__What you need to do__. Copy out the listing below exactly, please, and skip any pictures.

Given entries: Begin

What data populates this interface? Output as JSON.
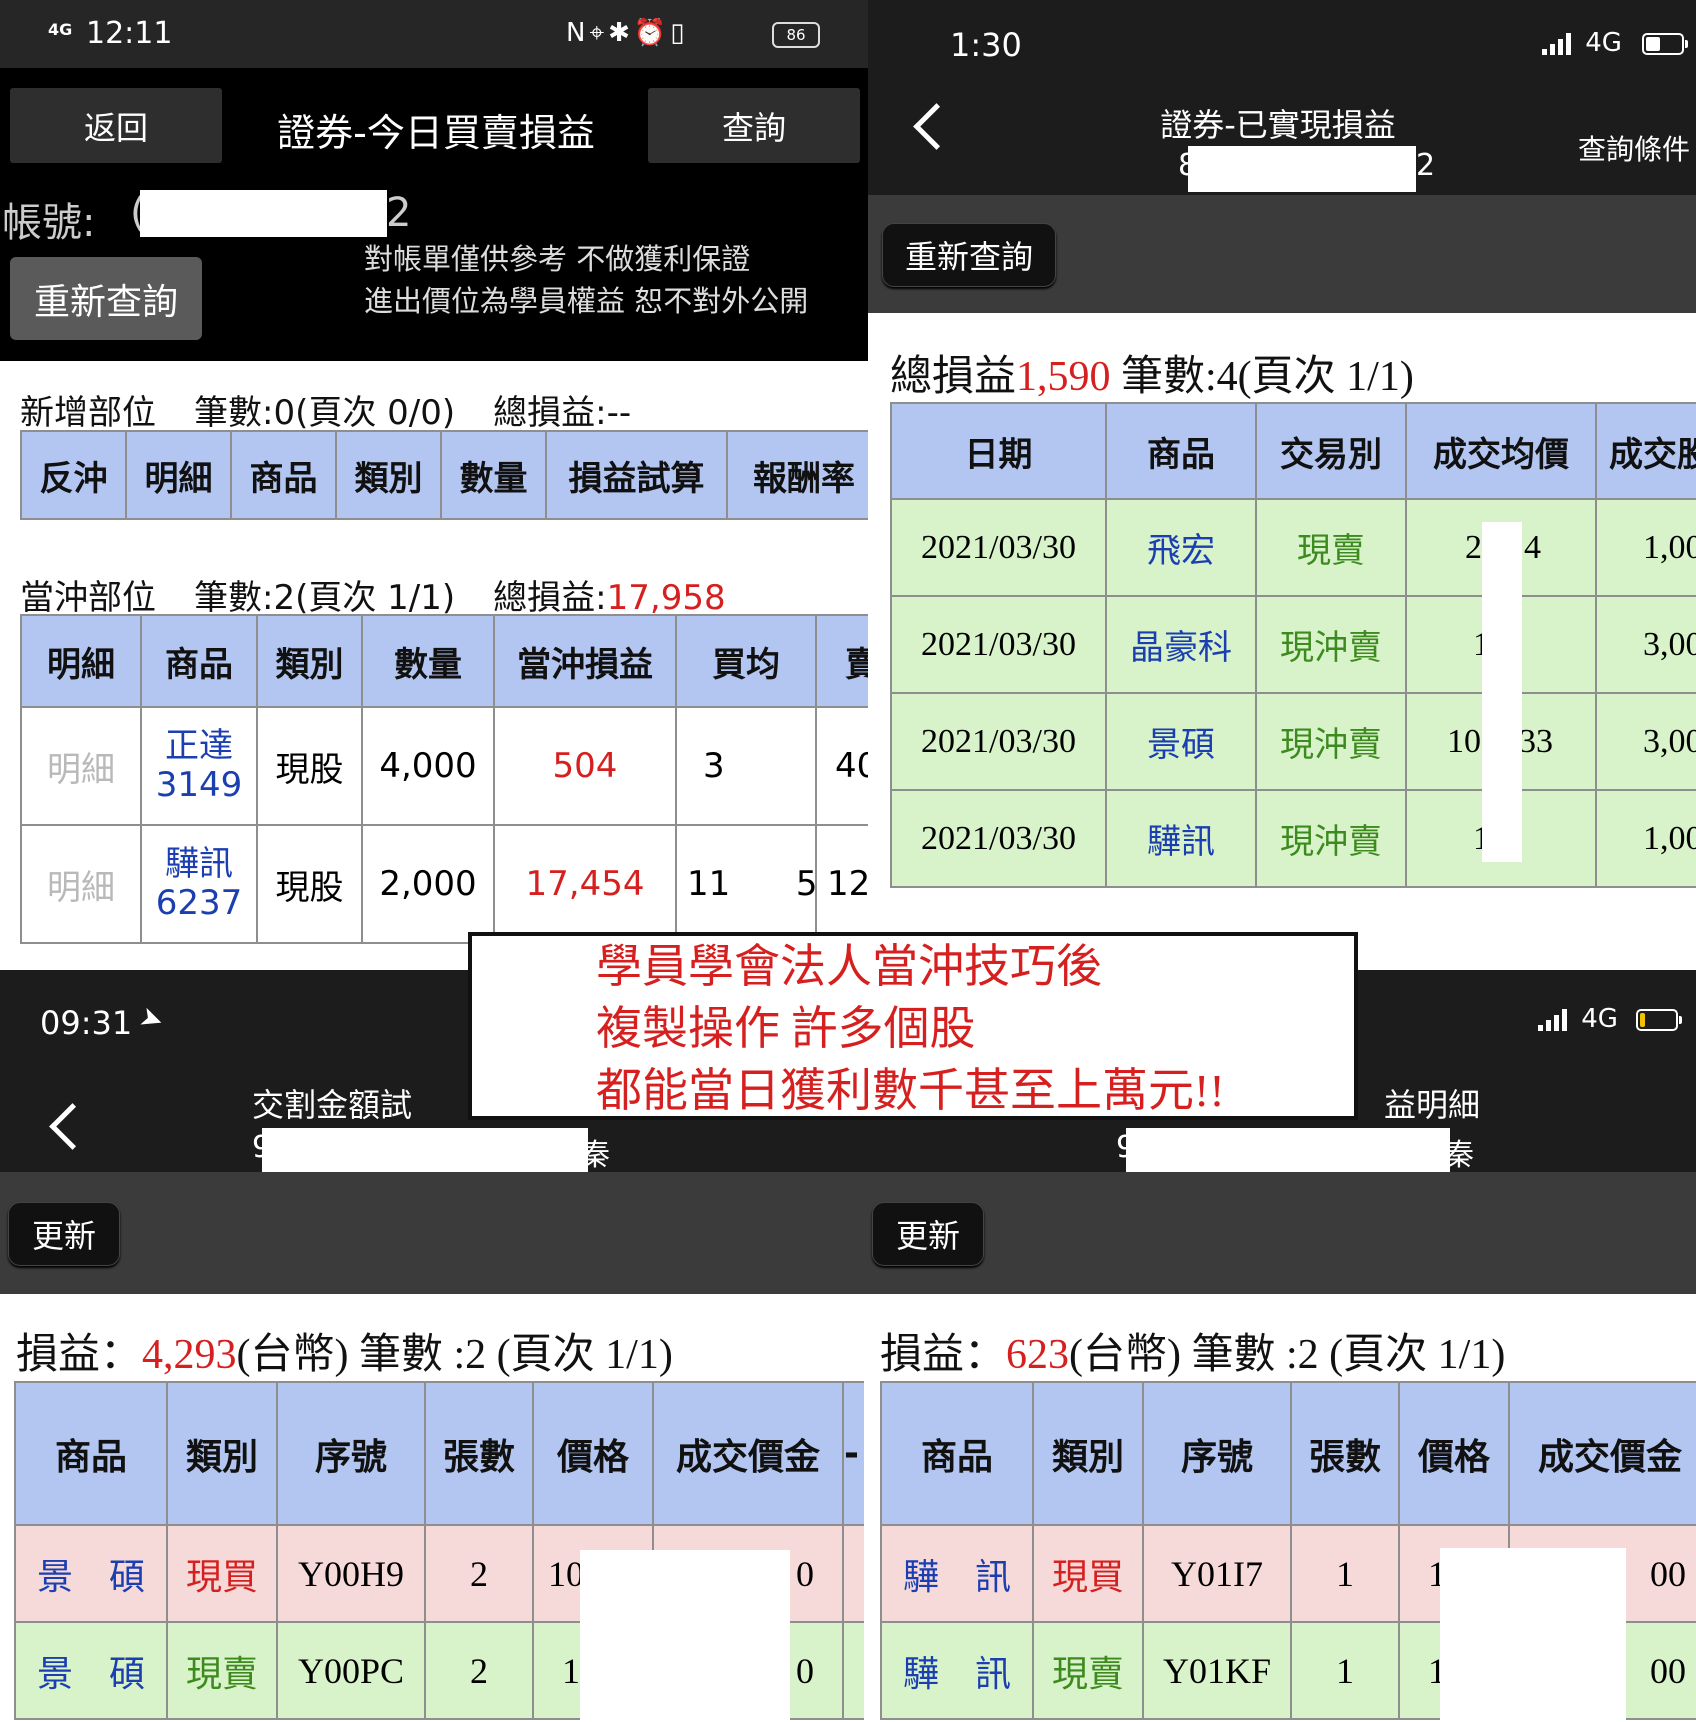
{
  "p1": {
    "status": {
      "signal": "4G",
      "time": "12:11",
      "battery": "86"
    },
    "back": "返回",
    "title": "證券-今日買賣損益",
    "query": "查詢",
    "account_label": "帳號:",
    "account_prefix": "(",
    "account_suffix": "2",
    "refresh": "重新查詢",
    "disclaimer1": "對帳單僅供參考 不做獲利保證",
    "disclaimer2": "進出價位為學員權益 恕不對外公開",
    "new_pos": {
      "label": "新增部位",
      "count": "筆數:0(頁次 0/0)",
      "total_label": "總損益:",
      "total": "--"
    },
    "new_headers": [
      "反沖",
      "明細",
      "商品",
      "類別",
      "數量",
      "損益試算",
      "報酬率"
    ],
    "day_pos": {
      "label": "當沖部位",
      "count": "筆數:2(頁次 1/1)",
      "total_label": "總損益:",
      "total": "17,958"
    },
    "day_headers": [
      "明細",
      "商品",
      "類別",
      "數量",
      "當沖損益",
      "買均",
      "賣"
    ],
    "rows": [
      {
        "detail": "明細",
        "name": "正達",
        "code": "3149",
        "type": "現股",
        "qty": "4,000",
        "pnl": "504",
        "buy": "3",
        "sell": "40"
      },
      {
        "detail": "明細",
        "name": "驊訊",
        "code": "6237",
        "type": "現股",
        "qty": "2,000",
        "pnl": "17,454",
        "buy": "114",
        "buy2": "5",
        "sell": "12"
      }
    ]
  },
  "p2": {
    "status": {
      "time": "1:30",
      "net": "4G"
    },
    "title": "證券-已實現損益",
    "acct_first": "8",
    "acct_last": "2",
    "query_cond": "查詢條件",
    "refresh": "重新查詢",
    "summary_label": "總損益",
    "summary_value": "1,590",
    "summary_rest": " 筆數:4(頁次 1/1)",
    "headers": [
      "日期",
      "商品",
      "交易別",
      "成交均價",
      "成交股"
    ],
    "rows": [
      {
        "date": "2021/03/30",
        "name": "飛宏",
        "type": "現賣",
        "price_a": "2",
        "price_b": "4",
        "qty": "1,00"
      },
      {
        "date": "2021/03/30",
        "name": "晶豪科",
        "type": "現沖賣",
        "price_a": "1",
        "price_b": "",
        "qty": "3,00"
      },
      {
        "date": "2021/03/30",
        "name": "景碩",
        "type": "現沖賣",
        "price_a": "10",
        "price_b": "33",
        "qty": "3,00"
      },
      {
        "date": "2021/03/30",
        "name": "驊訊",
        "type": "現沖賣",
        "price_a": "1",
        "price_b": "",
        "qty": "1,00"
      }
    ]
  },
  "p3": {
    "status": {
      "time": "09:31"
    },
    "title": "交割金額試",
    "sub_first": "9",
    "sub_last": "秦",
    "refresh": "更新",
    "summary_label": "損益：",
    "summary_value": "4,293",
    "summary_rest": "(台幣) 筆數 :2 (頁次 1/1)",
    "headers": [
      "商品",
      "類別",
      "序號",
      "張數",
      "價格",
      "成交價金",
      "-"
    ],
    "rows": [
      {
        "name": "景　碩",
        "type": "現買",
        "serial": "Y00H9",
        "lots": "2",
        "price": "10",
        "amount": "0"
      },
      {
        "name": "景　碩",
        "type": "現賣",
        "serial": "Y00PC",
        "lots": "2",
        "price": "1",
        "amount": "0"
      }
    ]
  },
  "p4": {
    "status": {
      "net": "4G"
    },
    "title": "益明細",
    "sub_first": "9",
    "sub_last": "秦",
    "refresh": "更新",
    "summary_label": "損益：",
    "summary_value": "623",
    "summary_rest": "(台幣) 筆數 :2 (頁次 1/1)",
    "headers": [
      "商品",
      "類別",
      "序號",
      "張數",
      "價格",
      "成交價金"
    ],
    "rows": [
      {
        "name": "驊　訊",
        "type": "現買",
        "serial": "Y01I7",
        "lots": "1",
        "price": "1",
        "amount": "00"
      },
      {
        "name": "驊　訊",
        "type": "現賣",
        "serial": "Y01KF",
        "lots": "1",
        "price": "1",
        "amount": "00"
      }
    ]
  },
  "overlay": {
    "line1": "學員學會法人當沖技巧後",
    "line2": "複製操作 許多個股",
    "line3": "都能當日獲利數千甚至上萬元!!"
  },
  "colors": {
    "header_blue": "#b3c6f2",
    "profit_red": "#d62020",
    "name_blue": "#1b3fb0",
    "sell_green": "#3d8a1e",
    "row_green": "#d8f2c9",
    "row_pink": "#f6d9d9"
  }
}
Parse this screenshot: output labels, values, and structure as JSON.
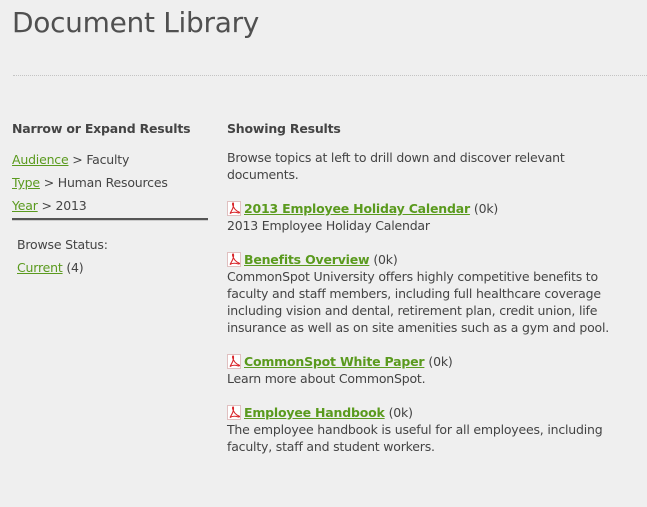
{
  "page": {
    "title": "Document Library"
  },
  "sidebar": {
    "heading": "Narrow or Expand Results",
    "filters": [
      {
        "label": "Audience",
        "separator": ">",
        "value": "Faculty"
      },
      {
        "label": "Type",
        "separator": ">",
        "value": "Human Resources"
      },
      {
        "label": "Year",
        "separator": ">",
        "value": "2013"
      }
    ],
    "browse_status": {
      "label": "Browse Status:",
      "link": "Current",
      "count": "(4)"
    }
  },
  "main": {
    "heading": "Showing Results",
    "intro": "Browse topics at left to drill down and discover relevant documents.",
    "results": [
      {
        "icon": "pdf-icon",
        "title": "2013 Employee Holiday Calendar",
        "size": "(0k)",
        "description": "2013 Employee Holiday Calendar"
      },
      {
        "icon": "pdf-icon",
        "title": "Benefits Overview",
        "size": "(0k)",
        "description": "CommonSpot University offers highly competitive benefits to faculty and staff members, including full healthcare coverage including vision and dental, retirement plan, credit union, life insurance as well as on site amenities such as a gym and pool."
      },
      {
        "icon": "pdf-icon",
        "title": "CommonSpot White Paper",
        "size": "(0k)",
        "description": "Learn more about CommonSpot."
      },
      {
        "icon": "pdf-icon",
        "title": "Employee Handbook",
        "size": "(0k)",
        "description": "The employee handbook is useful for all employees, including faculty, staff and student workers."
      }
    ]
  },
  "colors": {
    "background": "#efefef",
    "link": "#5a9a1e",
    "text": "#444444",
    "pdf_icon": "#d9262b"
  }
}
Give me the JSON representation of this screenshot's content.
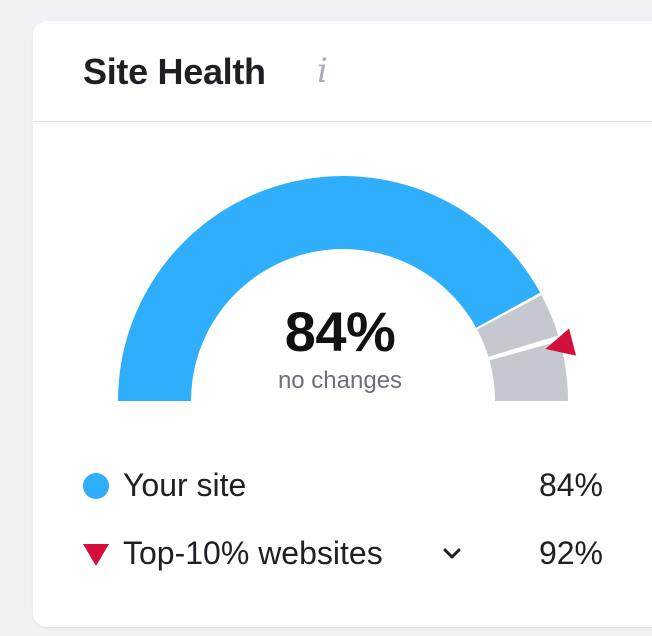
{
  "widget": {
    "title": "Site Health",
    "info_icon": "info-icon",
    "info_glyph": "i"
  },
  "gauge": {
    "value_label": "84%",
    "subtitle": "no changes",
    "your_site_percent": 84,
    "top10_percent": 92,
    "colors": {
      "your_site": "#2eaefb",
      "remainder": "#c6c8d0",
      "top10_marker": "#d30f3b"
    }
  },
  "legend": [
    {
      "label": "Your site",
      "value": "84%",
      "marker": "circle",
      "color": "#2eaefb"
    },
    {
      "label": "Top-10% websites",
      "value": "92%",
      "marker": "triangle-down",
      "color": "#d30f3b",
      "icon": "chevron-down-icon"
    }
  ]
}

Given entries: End

__Answer box__.
What data populates this interface? Output as JSON.
{
  "p1": {
    "status": {
      "signal": "4G",
      "time": "12:11",
      "battery": "86"
    },
    "back": "返回",
    "title": "證券-今日買賣損益",
    "query": "查詢",
    "account_label": "帳號:",
    "account_prefix": "(",
    "account_suffix": "2",
    "refresh": "重新查詢",
    "disclaimer1": "對帳單僅供參考 不做獲利保證",
    "disclaimer2": "進出價位為學員權益 恕不對外公開",
    "new_pos": {
      "label": "新增部位",
      "count": "筆數:0(頁次 0/0)",
      "total_label": "總損益:",
      "total": "--"
    },
    "new_headers": [
      "反沖",
      "明細",
      "商品",
      "類別",
      "數量",
      "損益試算",
      "報酬率"
    ],
    "day_pos": {
      "label": "當沖部位",
      "count": "筆數:2(頁次 1/1)",
      "total_label": "總損益:",
      "total": "17,958"
    },
    "day_headers": [
      "明細",
      "商品",
      "類別",
      "數量",
      "當沖損益",
      "買均",
      "賣"
    ],
    "rows": [
      {
        "detail": "明細",
        "name": "正達",
        "code": "3149",
        "type": "現股",
        "qty": "4,000",
        "pnl": "504",
        "buy": "3",
        "sell": "40"
      },
      {
        "detail": "明細",
        "name": "驊訊",
        "code": "6237",
        "type": "現股",
        "qty": "2,000",
        "pnl": "17,454",
        "buy": "114",
        "buy2": "5",
        "sell": "12"
      }
    ]
  },
  "p2": {
    "status": {
      "time": "1:30",
      "net": "4G"
    },
    "title": "證券-已實現損益",
    "acct_first": "8",
    "acct_last": "2",
    "query_cond": "查詢條件",
    "refresh": "重新查詢",
    "summary_label": "總損益",
    "summary_value": "1,590",
    "summary_rest": " 筆數:4(頁次 1/1)",
    "headers": [
      "日期",
      "商品",
      "交易別",
      "成交均價",
      "成交股"
    ],
    "rows": [
      {
        "date": "2021/03/30",
        "name": "飛宏",
        "type": "現賣",
        "price_a": "2",
        "price_b": "4",
        "qty": "1,00"
      },
      {
        "date": "2021/03/30",
        "name": "晶豪科",
        "type": "現沖賣",
        "price_a": "1",
        "price_b": "",
        "qty": "3,00"
      },
      {
        "date": "2021/03/30",
        "name": "景碩",
        "type": "現沖賣",
        "price_a": "10",
        "price_b": "33",
        "qty": "3,00"
      },
      {
        "date": "2021/03/30",
        "name": "驊訊",
        "type": "現沖賣",
        "price_a": "1",
        "price_b": "",
        "qty": "1,00"
      }
    ]
  },
  "p3": {
    "status": {
      "time": "09:31"
    },
    "title": "交割金額試",
    "sub_first": "9",
    "sub_last": "秦",
    "refresh": "更新",
    "summary_label": "損益：",
    "summary_value": "4,293",
    "summary_rest": "(台幣) 筆數 :2 (頁次 1/1)",
    "headers": [
      "商品",
      "類別",
      "序號",
      "張數",
      "價格",
      "成交價金",
      "-"
    ],
    "rows": [
      {
        "name": "景　碩",
        "type": "現買",
        "serial": "Y00H9",
        "lots": "2",
        "price": "10",
        "amount": "0"
      },
      {
        "name": "景　碩",
        "type": "現賣",
        "serial": "Y00PC",
        "lots": "2",
        "price": "1",
        "amount": "0"
      }
    ]
  },
  "p4": {
    "status": {
      "net": "4G"
    },
    "title": "益明細",
    "sub_first": "9",
    "sub_last": "秦",
    "refresh": "更新",
    "summary_label": "損益：",
    "summary_value": "623",
    "summary_rest": "(台幣) 筆數 :2 (頁次 1/1)",
    "headers": [
      "商品",
      "類別",
      "序號",
      "張數",
      "價格",
      "成交價金"
    ],
    "rows": [
      {
        "name": "驊　訊",
        "type": "現買",
        "serial": "Y01I7",
        "lots": "1",
        "price": "1",
        "amount": "00"
      },
      {
        "name": "驊　訊",
        "type": "現賣",
        "serial": "Y01KF",
        "lots": "1",
        "price": "1",
        "amount": "00"
      }
    ]
  },
  "overlay": {
    "line1": "學員學會法人當沖技巧後",
    "line2": "複製操作 許多個股",
    "line3": "都能當日獲利數千甚至上萬元!!"
  },
  "colors": {
    "header_blue": "#b3c6f2",
    "profit_red": "#d62020",
    "name_blue": "#1b3fb0",
    "sell_green": "#3d8a1e",
    "row_green": "#d8f2c9",
    "row_pink": "#f6d9d9"
  }
}
Parse this screenshot: output labels, values, and structure as JSON.
{
  "page": {
    "title": "Document Library"
  },
  "sidebar": {
    "heading": "Narrow or Expand Results",
    "filters": [
      {
        "label": "Audience",
        "separator": ">",
        "value": "Faculty"
      },
      {
        "label": "Type",
        "separator": ">",
        "value": "Human Resources"
      },
      {
        "label": "Year",
        "separator": ">",
        "value": "2013"
      }
    ],
    "browse_status": {
      "label": "Browse Status:",
      "link": "Current",
      "count": "(4)"
    }
  },
  "main": {
    "heading": "Showing Results",
    "intro": "Browse topics at left to drill down and discover relevant documents.",
    "results": [
      {
        "icon": "pdf-icon",
        "title": "2013 Employee Holiday Calendar",
        "size": "(0k)",
        "description": "2013 Employee Holiday Calendar"
      },
      {
        "icon": "pdf-icon",
        "title": "Benefits Overview",
        "size": "(0k)",
        "description": "CommonSpot University offers highly competitive benefits to faculty and staff members, including full healthcare coverage including vision and dental, retirement plan, credit union, life insurance as well as on site amenities such as a gym and pool."
      },
      {
        "icon": "pdf-icon",
        "title": "CommonSpot White Paper",
        "size": "(0k)",
        "description": "Learn more about CommonSpot."
      },
      {
        "icon": "pdf-icon",
        "title": "Employee Handbook",
        "size": "(0k)",
        "description": "The employee handbook is useful for all employees, including faculty, staff and student workers."
      }
    ]
  },
  "colors": {
    "background": "#efefef",
    "link": "#5a9a1e",
    "text": "#444444",
    "pdf_icon": "#d9262b"
  }
}
Give me the JSON representation of this screenshot's content.
{
  "widget": {
    "title": "Site Health",
    "info_icon": "info-icon",
    "info_glyph": "i"
  },
  "gauge": {
    "value_label": "84%",
    "subtitle": "no changes",
    "your_site_percent": 84,
    "top10_percent": 92,
    "colors": {
      "your_site": "#2eaefb",
      "remainder": "#c6c8d0",
      "top10_marker": "#d30f3b"
    }
  },
  "legend": [
    {
      "label": "Your site",
      "value": "84%",
      "marker": "circle",
      "color": "#2eaefb"
    },
    {
      "label": "Top-10% websites",
      "value": "92%",
      "marker": "triangle-down",
      "color": "#d30f3b",
      "icon": "chevron-down-icon"
    }
  ]
}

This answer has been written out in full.